───── PROVIDED INFORMATION ─────

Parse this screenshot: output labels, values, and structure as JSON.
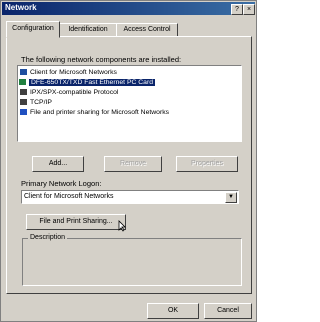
{
  "window": {
    "title": "Network",
    "help_label": "?",
    "close_label": "×"
  },
  "tabs": [
    {
      "label": "Configuration",
      "active": true
    },
    {
      "label": "Identification",
      "active": false
    },
    {
      "label": "Access Control",
      "active": false
    }
  ],
  "components": {
    "heading": "The following network components are installed:",
    "items": [
      {
        "label": "Client for Microsoft Networks",
        "icon": "client-icon",
        "selected": false
      },
      {
        "label": "DFE-650TX/TXD Fast Ethernet PC Card",
        "icon": "adapter-icon",
        "selected": true
      },
      {
        "label": "IPX/SPX-compatible Protocol",
        "icon": "protocol-icon",
        "selected": false
      },
      {
        "label": "TCP/IP",
        "icon": "protocol-icon",
        "selected": false
      },
      {
        "label": "File and printer sharing for Microsoft Networks",
        "icon": "service-icon",
        "selected": false
      }
    ]
  },
  "buttons": {
    "add": "Add...",
    "remove": "Remove",
    "properties": "Properties",
    "file_print_sharing": "File and Print Sharing...",
    "ok": "OK",
    "cancel": "Cancel"
  },
  "logon": {
    "label": "Primary Network Logon:",
    "value": "Client for Microsoft Networks"
  },
  "description": {
    "legend": "Description"
  },
  "colors": {
    "title_bar": "#0a246a",
    "face": "#d4d0c8",
    "selection": "#0a246a"
  }
}
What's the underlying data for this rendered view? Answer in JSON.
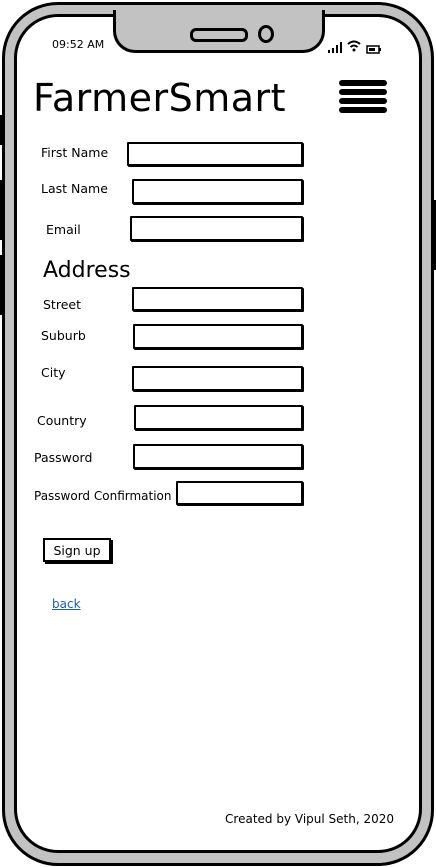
{
  "status_bar": {
    "time": "09:52 AM",
    "icons": [
      "signal-icon",
      "wifi-icon",
      "battery-icon"
    ]
  },
  "header": {
    "title": "FarmerSmart",
    "menu_icon": "hamburger-menu-icon"
  },
  "form": {
    "first_name": {
      "label": "First Name",
      "value": ""
    },
    "last_name": {
      "label": "Last Name",
      "value": ""
    },
    "email": {
      "label": "Email",
      "value": ""
    },
    "address_heading": "Address",
    "street": {
      "label": "Street",
      "value": ""
    },
    "suburb": {
      "label": "Suburb",
      "value": ""
    },
    "city": {
      "label": "City",
      "value": ""
    },
    "country": {
      "label": "Country",
      "value": ""
    },
    "password": {
      "label": "Password",
      "value": ""
    },
    "password_confirmation": {
      "label": "Password Confirmation",
      "value": ""
    },
    "signup_label": "Sign up",
    "back_label": "back"
  },
  "footer": {
    "credit": "Created by Vipul Seth, 2020"
  },
  "colors": {
    "link": "#1a5fa8",
    "frame": "#c2c2c2"
  }
}
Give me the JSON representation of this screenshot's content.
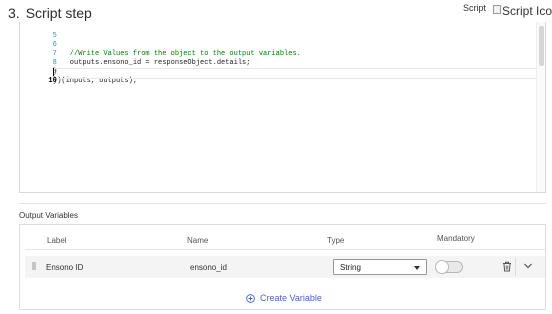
{
  "header": {
    "step_number": "3.",
    "title": "Script step",
    "script_label": "Script",
    "script_icon_alt": "Script Icon"
  },
  "editor": {
    "lines": [
      {
        "number": "5",
        "text": ""
      },
      {
        "number": "6",
        "text": "    //Write Values from the object to the output variables."
      },
      {
        "number": "7",
        "text": "    outputs.ensono_id = responseObject.details;"
      },
      {
        "number": "8",
        "text": "}"
      },
      {
        "number": "9",
        "text": "})(inputs, outputs);"
      },
      {
        "number": "10",
        "text": ""
      }
    ],
    "active_line": "10"
  },
  "outputs": {
    "section_label": "Output Variables",
    "columns": {
      "label": "Label",
      "name": "Name",
      "type": "Type",
      "mandatory": "Mandatory"
    },
    "rows": [
      {
        "label": "Ensono ID",
        "name": "ensono_id",
        "type": "String",
        "mandatory": false
      }
    ],
    "create_label": "Create Variable"
  },
  "colors": {
    "accent": "#4a63c9",
    "comment": "#008000",
    "line_number": "#2b91af"
  }
}
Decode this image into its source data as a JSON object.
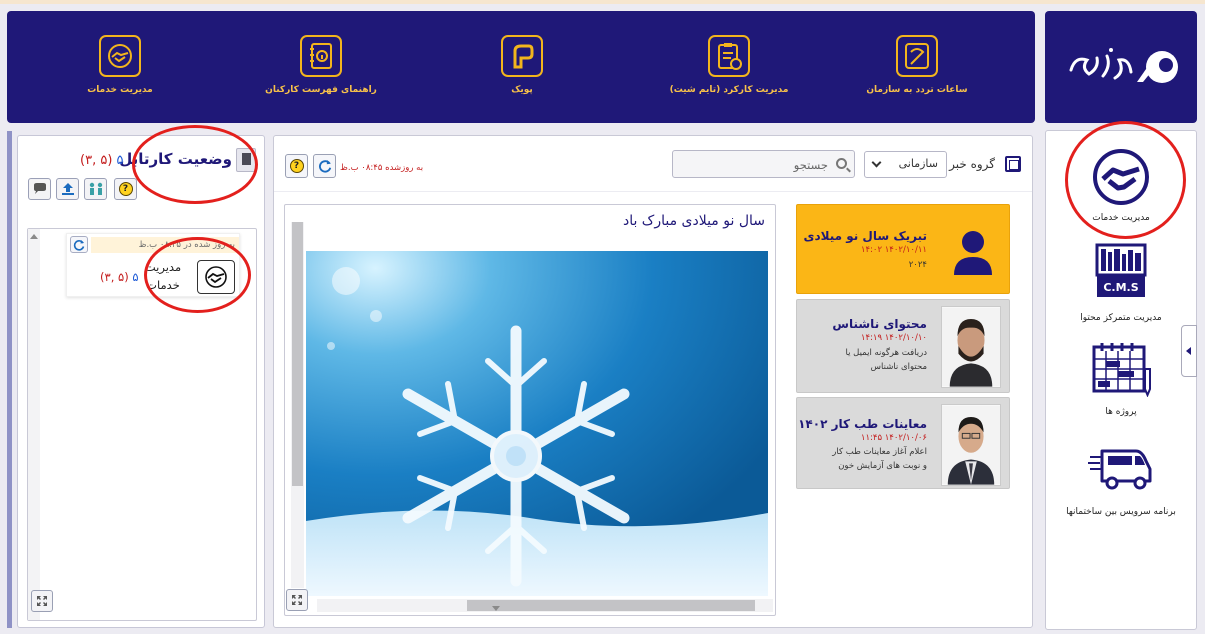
{
  "topbar": {
    "items": [
      {
        "label": "ساعات تردد به سازمان",
        "icon": "attendance-badge-icon"
      },
      {
        "label": "مدیریت کارکرد (تایم شیت)",
        "icon": "timesheet-clipboard-icon"
      },
      {
        "label": "پویک",
        "icon": "pouik-logo-icon"
      },
      {
        "label": "راهنمای فهرست کارکنان",
        "icon": "staff-directory-icon"
      },
      {
        "label": "مدیریت خدمات",
        "icon": "handshake-icon"
      }
    ],
    "logo_text": "نوران"
  },
  "cartable": {
    "title": "وضعیت کارتابل",
    "count_total": "۵",
    "count_detail": "(۵ ,۳)",
    "tools": [
      "help-icon",
      "users-icon",
      "upload-icon",
      "chat-icon"
    ],
    "service": {
      "name": "مدیریت خدمات",
      "update_text": "به روز شده در ۰۸:۴۵ ب.ظ",
      "count_total": "۵",
      "count_detail": "(۵ ,۳)"
    }
  },
  "news": {
    "group_label": "گروه خبر",
    "group_value": "سازمانی",
    "search_placeholder": "جستجو",
    "update_text": "به روزشده ۰۸:۴۵ ب.ظ",
    "detail_title": "سال نو میلادی مبارک باد",
    "items": [
      {
        "title": "تبریک سال نو میلادی",
        "date": "۱۴۰۲/۱۰/۱۱ ۱۴:۰۲",
        "desc": "۲۰۲۴"
      },
      {
        "title": "محتوای ناشناس",
        "date": "۱۴۰۲/۱۰/۱۰ ۱۴:۱۹",
        "desc": "دریافت هرگونه ایمیل یا محتوای ناشناس"
      },
      {
        "title": "معاینات طب کار ۱۴۰۲",
        "date": "۱۴۰۲/۱۰/۰۶ ۱۱:۴۵",
        "desc": "اعلام آغاز معاینات طب کار و نوبت های آزمایش خون"
      }
    ]
  },
  "sidebar": {
    "items": [
      {
        "label": "مدیریت خدمات",
        "icon": "handshake-icon"
      },
      {
        "label": "مدیریت متمرکز محتوا",
        "icon": "cms-icon",
        "badge": "C.M.S"
      },
      {
        "label": "پروژه ها",
        "icon": "project-calendar-icon"
      },
      {
        "label": "برنامه سرویس بین ساختمانها",
        "icon": "shuttle-van-icon"
      }
    ]
  },
  "colors": {
    "navy": "#1f1878",
    "gold": "#f2b51d",
    "active_news": "#fbb616",
    "annotation_red": "#e3201d"
  }
}
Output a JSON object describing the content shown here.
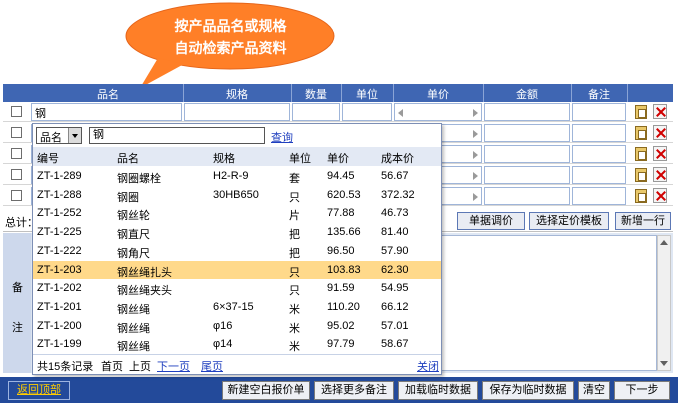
{
  "callout": {
    "line1": "按产品品名或规格",
    "line2": "自动检索产品资料",
    "color": "#ff7f27"
  },
  "grid": {
    "headers": [
      "品名",
      "规格",
      "数量",
      "单位",
      "单价",
      "金额",
      "备注"
    ],
    "first_row_input": "钢",
    "row_count": 5
  },
  "totals": {
    "label": "总计："
  },
  "toolbar": {
    "adjust_price": "单据调价",
    "select_template": "选择定价模板",
    "add_row": "新增一行"
  },
  "notes": {
    "label_top": "备",
    "label_bottom": "注"
  },
  "bottom": {
    "back_top": "返回顶部",
    "new_blank": "新建空白报价单",
    "more_notes": "选择更多备注",
    "load_temp": "加载临时数据",
    "save_temp": "保存为临时数据",
    "clear": "清空",
    "next": "下一步"
  },
  "popup": {
    "field_select": "品名",
    "search_value": "钢",
    "query": "查询",
    "columns": [
      "编号",
      "品名",
      "规格",
      "单位",
      "单价",
      "成本价"
    ],
    "rows": [
      {
        "code": "ZT-1-289",
        "name": "钢圈螺栓",
        "spec": "H2-R-9",
        "unit": "套",
        "price": "94.45",
        "cost": "56.67"
      },
      {
        "code": "ZT-1-288",
        "name": "钢圈",
        "spec": "30HB650",
        "unit": "只",
        "price": "620.53",
        "cost": "372.32"
      },
      {
        "code": "ZT-1-252",
        "name": "钢丝轮",
        "spec": "",
        "unit": "片",
        "price": "77.88",
        "cost": "46.73"
      },
      {
        "code": "ZT-1-225",
        "name": "钢直尺",
        "spec": "",
        "unit": "把",
        "price": "135.66",
        "cost": "81.40"
      },
      {
        "code": "ZT-1-222",
        "name": "钢角尺",
        "spec": "",
        "unit": "把",
        "price": "96.50",
        "cost": "57.90"
      },
      {
        "code": "ZT-1-203",
        "name": "钢丝绳扎头",
        "spec": "",
        "unit": "只",
        "price": "103.83",
        "cost": "62.30"
      },
      {
        "code": "ZT-1-202",
        "name": "钢丝绳夹头",
        "spec": "",
        "unit": "只",
        "price": "91.59",
        "cost": "54.95"
      },
      {
        "code": "ZT-1-201",
        "name": "钢丝绳",
        "spec": "6×37-15",
        "unit": "米",
        "price": "110.20",
        "cost": "66.12"
      },
      {
        "code": "ZT-1-200",
        "name": "钢丝绳",
        "spec": "φ16",
        "unit": "米",
        "price": "95.02",
        "cost": "57.01"
      },
      {
        "code": "ZT-1-199",
        "name": "钢丝绳",
        "spec": "φ14",
        "unit": "米",
        "price": "97.79",
        "cost": "58.67"
      }
    ],
    "highlight_index": 5,
    "footer": {
      "total": "共15条记录",
      "first": "首页",
      "prev": "上页",
      "next": "下一页",
      "last": "尾页",
      "close": "关闭"
    }
  }
}
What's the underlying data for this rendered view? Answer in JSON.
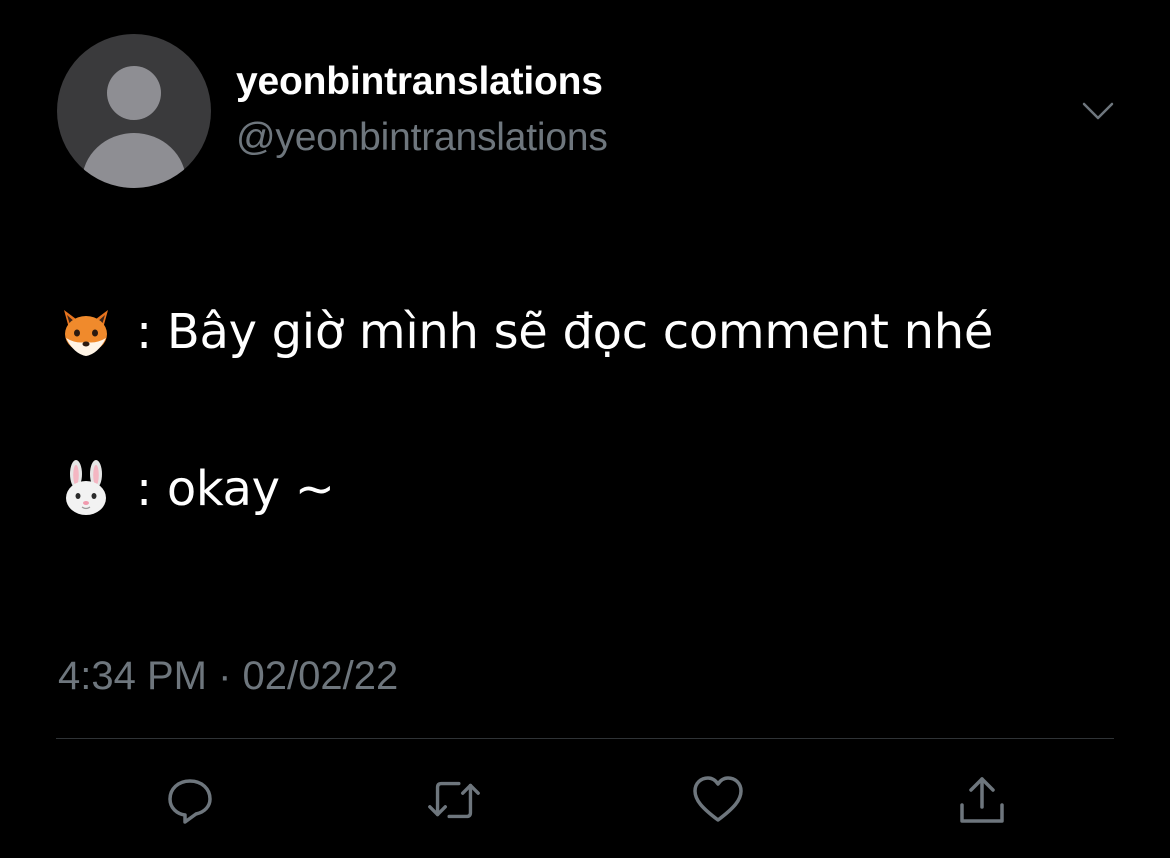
{
  "author": {
    "display_name": "yeonbintranslations",
    "handle": "@yeonbintranslations"
  },
  "tweet": {
    "lines": [
      {
        "icon": "fox-emoji",
        "text": ": Bây giờ mình sẽ đọc comment nhé"
      },
      {
        "icon": "rabbit-emoji",
        "text": ": okay ~"
      }
    ],
    "timestamp": "4:34 PM · 02/02/22"
  },
  "actions": {
    "icons": [
      "reply-icon",
      "retweet-icon",
      "like-icon",
      "share-icon"
    ]
  },
  "colors": {
    "background": "#000000",
    "text": "#ffffff",
    "secondary": "#6e767d",
    "divider": "#2f3336",
    "avatar_bg": "#3a3a3c",
    "avatar_fg": "#8e8e93"
  }
}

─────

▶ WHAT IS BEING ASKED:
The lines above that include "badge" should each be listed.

▶ REPLY:
        "icon": "attendance-badge-icon"
        "badge": "C.M.S"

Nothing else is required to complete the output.